Rates of Chemical Reactions
The rates at which chemical reactions can take
place are based on the interaction (collisions)
between the different particles. These rates can
be impacted by the following
  • Temperature a measure of the average kinetic
    energy of the particles in a sample of matter
  • Ex. Increasing the temperature when cooking
  • Surface area amount of material that comes into
    contact with the reactants
  • Ex. Cutting a potato into smaller pieces when
    cooking
  • Concentration amount of substance per volume
  • Ex. Turning the valve on a gas stove to increase
    the concentration of methane molecules
  • Catalysts (enzymes) organic substances that
    help speed up chemical reactions, but are not
    consumed in the reaction

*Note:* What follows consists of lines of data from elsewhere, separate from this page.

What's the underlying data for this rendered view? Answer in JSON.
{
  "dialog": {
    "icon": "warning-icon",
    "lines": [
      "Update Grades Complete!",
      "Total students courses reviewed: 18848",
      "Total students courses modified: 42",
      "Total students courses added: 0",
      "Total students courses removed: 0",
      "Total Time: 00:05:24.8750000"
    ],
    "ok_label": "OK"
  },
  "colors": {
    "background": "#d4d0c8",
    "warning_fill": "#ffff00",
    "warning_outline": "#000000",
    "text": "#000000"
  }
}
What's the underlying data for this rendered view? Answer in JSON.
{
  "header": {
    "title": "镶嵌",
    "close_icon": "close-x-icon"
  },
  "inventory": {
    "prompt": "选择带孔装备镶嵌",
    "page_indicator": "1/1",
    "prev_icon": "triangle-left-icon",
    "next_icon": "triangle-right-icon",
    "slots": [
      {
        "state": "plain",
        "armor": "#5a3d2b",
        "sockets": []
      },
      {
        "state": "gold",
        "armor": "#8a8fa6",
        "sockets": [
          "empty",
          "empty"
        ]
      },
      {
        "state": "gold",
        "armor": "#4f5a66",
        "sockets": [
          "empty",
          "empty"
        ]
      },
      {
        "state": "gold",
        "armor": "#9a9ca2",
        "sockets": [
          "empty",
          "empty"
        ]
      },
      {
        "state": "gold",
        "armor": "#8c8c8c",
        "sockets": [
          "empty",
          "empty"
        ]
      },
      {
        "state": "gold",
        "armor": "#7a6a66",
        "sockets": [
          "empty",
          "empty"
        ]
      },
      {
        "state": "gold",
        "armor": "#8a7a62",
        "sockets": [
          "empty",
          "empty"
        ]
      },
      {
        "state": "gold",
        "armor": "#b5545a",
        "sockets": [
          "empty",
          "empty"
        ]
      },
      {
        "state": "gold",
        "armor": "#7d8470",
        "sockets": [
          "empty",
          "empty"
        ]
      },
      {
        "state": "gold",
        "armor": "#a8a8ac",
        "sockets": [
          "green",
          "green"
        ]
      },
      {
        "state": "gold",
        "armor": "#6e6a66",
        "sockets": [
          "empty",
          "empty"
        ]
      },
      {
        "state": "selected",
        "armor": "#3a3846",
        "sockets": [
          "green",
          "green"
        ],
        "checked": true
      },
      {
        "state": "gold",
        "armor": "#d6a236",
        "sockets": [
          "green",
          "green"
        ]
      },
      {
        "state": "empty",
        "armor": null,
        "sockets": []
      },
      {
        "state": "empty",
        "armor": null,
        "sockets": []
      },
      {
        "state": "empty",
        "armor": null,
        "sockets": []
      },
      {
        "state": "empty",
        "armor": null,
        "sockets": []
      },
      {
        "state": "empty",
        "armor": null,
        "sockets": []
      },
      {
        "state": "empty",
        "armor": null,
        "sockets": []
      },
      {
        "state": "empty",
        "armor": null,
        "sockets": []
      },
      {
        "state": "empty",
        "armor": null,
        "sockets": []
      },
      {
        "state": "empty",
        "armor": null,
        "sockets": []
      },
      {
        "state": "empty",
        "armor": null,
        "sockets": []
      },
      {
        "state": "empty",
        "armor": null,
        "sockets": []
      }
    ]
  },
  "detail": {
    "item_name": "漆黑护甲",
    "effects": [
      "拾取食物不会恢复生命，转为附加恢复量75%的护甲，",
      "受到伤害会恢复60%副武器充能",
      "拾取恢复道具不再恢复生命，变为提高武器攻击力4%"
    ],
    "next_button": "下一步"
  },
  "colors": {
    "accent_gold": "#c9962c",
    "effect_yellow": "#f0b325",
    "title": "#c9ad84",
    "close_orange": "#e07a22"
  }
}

28
Law of Conservation of Mass
  • Proposed by Antoine Lavoisier
  • In a chemical reaction, atoms are neither created
    nor destroyed
  • All atoms present in the reactants are also
    present in the products
  • Chemical equations must account for/show the
    conservation of mass ? balancing equations

In its present form, does this chemical equation
show a conservation of mass?
H2 O2
H2O
?
2
2
Reactants
Products
How would you balance this equation to show the
conservation of mass?
H ? 2 O ? 2
H ? 2 O ? 1
4 2
4 2
29
Hints For Balancing Equations
  • Count the atoms
  • List the number of atoms of each element to see
    which elements must be balanced
  • Use a coefficient to add atoms to one side of the
    equation
  • Start with the reactant or product that has the
    greatest number of different elements
  • Add a coefficient to another reactant or product
  • Make sure that the coefficients in your balanced
    equation are the smallest whole numbers possible
    (they should have no common factor other than one)

Tutorial on Balancing Equations
Write a Comment
User Comments (0)
About PowerShow.com